Given records: Begin

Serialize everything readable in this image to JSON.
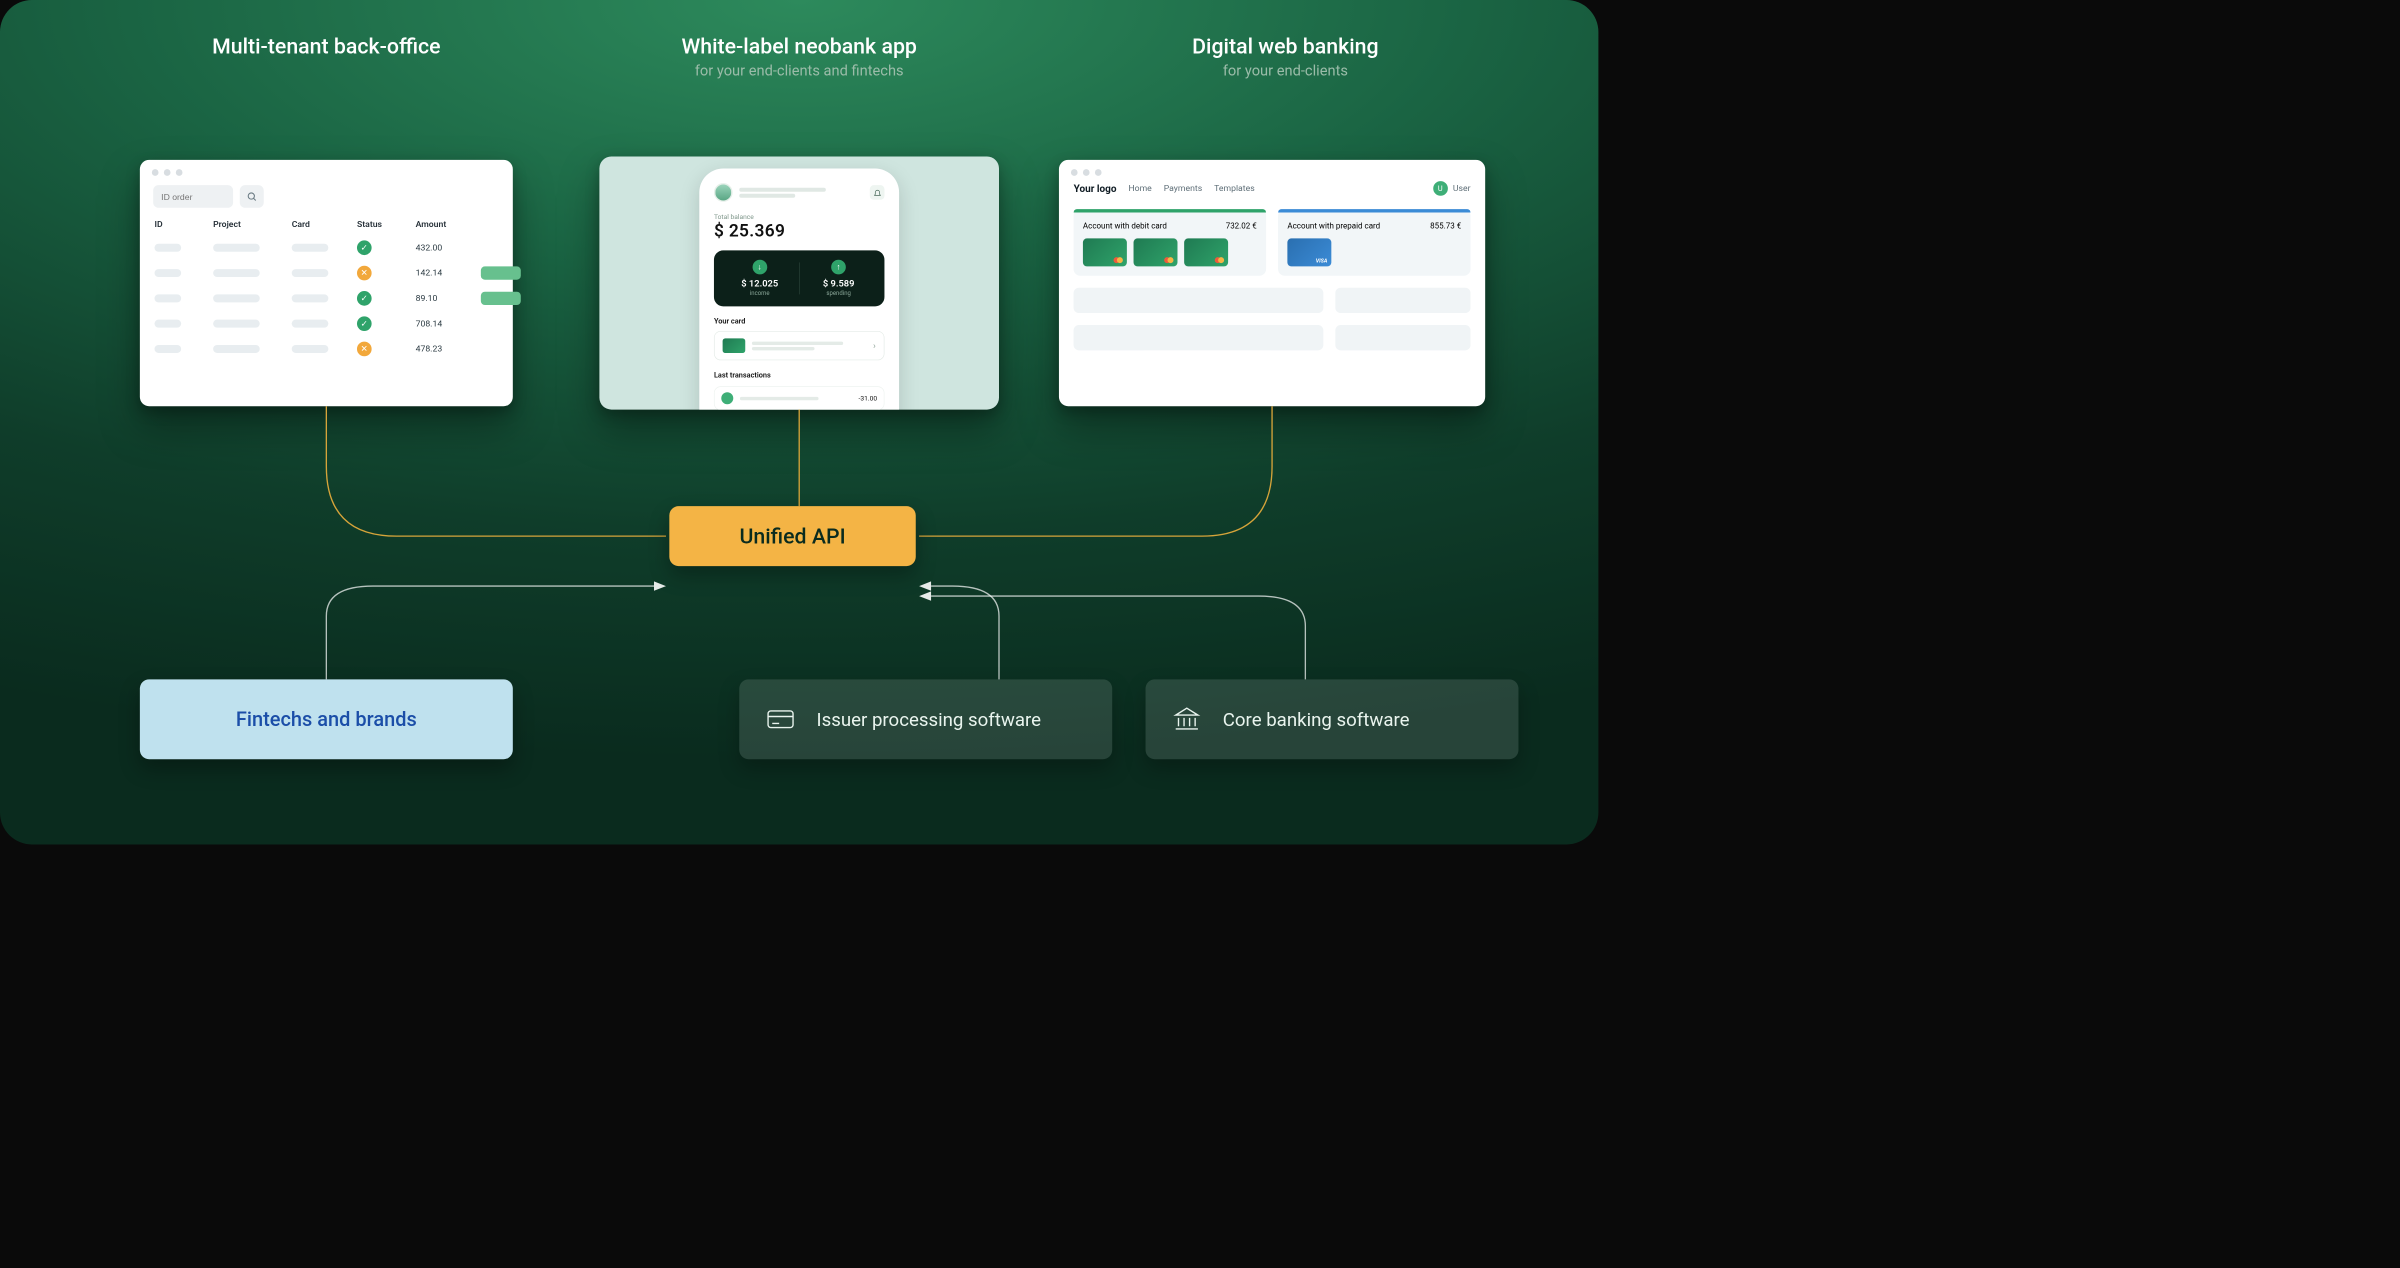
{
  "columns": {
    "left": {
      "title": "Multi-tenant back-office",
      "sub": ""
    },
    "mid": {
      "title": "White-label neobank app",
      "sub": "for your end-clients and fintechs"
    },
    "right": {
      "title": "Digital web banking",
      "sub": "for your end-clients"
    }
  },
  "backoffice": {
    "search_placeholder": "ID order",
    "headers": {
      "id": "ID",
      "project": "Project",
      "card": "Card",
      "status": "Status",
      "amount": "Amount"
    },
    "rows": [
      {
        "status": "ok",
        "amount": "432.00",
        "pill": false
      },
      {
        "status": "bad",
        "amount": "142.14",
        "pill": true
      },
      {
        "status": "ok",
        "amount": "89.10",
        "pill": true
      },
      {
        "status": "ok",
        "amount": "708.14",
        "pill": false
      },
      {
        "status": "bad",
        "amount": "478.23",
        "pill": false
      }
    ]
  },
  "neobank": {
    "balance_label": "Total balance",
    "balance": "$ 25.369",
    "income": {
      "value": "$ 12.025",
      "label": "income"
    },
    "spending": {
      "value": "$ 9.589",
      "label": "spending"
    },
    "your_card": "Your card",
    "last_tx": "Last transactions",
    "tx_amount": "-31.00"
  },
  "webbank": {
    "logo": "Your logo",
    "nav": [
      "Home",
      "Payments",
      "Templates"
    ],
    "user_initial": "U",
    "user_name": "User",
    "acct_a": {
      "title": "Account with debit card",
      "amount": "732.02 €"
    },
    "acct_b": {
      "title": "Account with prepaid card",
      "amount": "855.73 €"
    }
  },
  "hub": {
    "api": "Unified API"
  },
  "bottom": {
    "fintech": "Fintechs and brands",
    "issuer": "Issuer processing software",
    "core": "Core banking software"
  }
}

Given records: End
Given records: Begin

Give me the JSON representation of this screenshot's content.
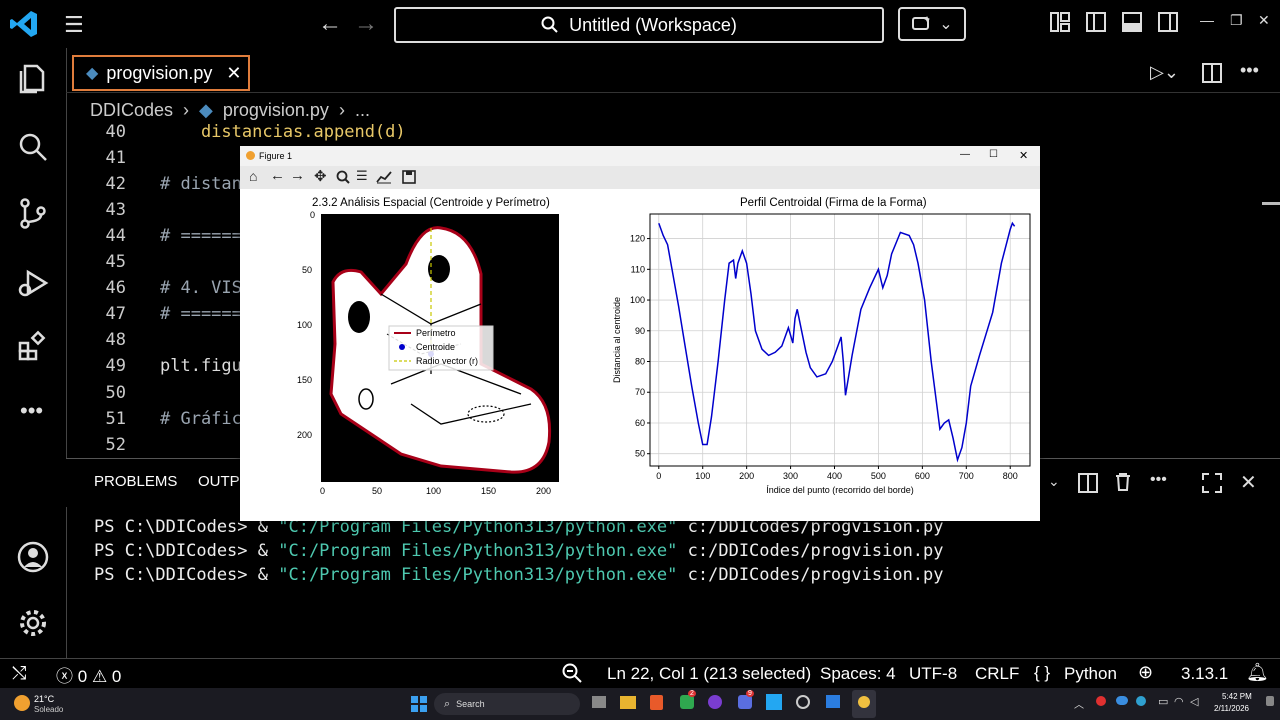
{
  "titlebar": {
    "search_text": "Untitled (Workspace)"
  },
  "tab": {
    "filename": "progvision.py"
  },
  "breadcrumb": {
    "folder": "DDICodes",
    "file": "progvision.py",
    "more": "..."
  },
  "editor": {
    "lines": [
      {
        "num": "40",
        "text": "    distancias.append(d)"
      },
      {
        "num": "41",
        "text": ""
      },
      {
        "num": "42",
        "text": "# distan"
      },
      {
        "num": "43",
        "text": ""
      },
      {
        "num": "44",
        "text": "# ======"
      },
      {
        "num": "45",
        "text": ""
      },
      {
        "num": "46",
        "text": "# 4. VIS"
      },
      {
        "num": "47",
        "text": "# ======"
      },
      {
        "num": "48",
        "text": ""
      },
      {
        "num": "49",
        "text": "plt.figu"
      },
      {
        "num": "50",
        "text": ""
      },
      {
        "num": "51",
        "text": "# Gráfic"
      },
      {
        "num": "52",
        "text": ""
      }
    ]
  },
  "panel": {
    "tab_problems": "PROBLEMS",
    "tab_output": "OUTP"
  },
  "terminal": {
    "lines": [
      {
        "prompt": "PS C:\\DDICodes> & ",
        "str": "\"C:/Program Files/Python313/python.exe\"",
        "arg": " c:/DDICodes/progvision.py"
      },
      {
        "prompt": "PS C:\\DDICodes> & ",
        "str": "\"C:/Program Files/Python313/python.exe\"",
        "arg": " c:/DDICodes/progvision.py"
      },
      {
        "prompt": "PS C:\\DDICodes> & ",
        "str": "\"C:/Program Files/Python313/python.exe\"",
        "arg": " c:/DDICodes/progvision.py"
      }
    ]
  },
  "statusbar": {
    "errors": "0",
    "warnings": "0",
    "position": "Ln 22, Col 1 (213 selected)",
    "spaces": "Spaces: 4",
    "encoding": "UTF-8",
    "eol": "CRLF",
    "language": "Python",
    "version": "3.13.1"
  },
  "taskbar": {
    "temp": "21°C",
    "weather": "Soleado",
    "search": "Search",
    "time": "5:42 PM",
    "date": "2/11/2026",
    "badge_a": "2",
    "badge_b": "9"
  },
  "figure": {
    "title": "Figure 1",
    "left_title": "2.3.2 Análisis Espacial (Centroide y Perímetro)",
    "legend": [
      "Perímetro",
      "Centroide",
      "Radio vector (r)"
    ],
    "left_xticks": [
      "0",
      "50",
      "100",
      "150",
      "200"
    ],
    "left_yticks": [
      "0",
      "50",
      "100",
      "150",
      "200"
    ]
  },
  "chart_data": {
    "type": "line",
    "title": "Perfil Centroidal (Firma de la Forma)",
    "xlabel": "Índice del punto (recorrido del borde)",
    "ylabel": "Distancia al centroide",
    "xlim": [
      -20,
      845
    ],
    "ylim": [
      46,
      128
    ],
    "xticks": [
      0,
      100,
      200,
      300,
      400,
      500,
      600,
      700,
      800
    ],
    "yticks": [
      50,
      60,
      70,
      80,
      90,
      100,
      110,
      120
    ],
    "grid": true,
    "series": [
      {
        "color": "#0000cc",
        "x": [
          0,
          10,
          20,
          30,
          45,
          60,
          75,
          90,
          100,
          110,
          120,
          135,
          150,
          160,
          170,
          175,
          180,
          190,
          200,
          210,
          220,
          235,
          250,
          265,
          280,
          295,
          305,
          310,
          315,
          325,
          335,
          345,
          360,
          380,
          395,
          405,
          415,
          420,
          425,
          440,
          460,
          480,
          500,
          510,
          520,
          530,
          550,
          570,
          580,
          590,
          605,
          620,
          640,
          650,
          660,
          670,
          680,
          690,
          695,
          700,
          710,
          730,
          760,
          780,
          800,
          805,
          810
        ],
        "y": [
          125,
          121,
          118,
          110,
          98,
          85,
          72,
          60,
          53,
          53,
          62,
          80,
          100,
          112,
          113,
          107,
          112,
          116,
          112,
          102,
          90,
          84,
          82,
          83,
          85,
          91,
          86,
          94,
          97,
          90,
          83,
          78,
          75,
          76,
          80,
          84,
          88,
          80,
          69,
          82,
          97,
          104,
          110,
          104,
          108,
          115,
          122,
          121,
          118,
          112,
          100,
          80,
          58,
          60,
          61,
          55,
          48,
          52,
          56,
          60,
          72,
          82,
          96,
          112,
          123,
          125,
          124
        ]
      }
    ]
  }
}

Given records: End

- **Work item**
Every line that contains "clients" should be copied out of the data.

- **Solution to the problem**
      "sub": "for your end-clients and fintechs"
      "sub": "for your end-clients"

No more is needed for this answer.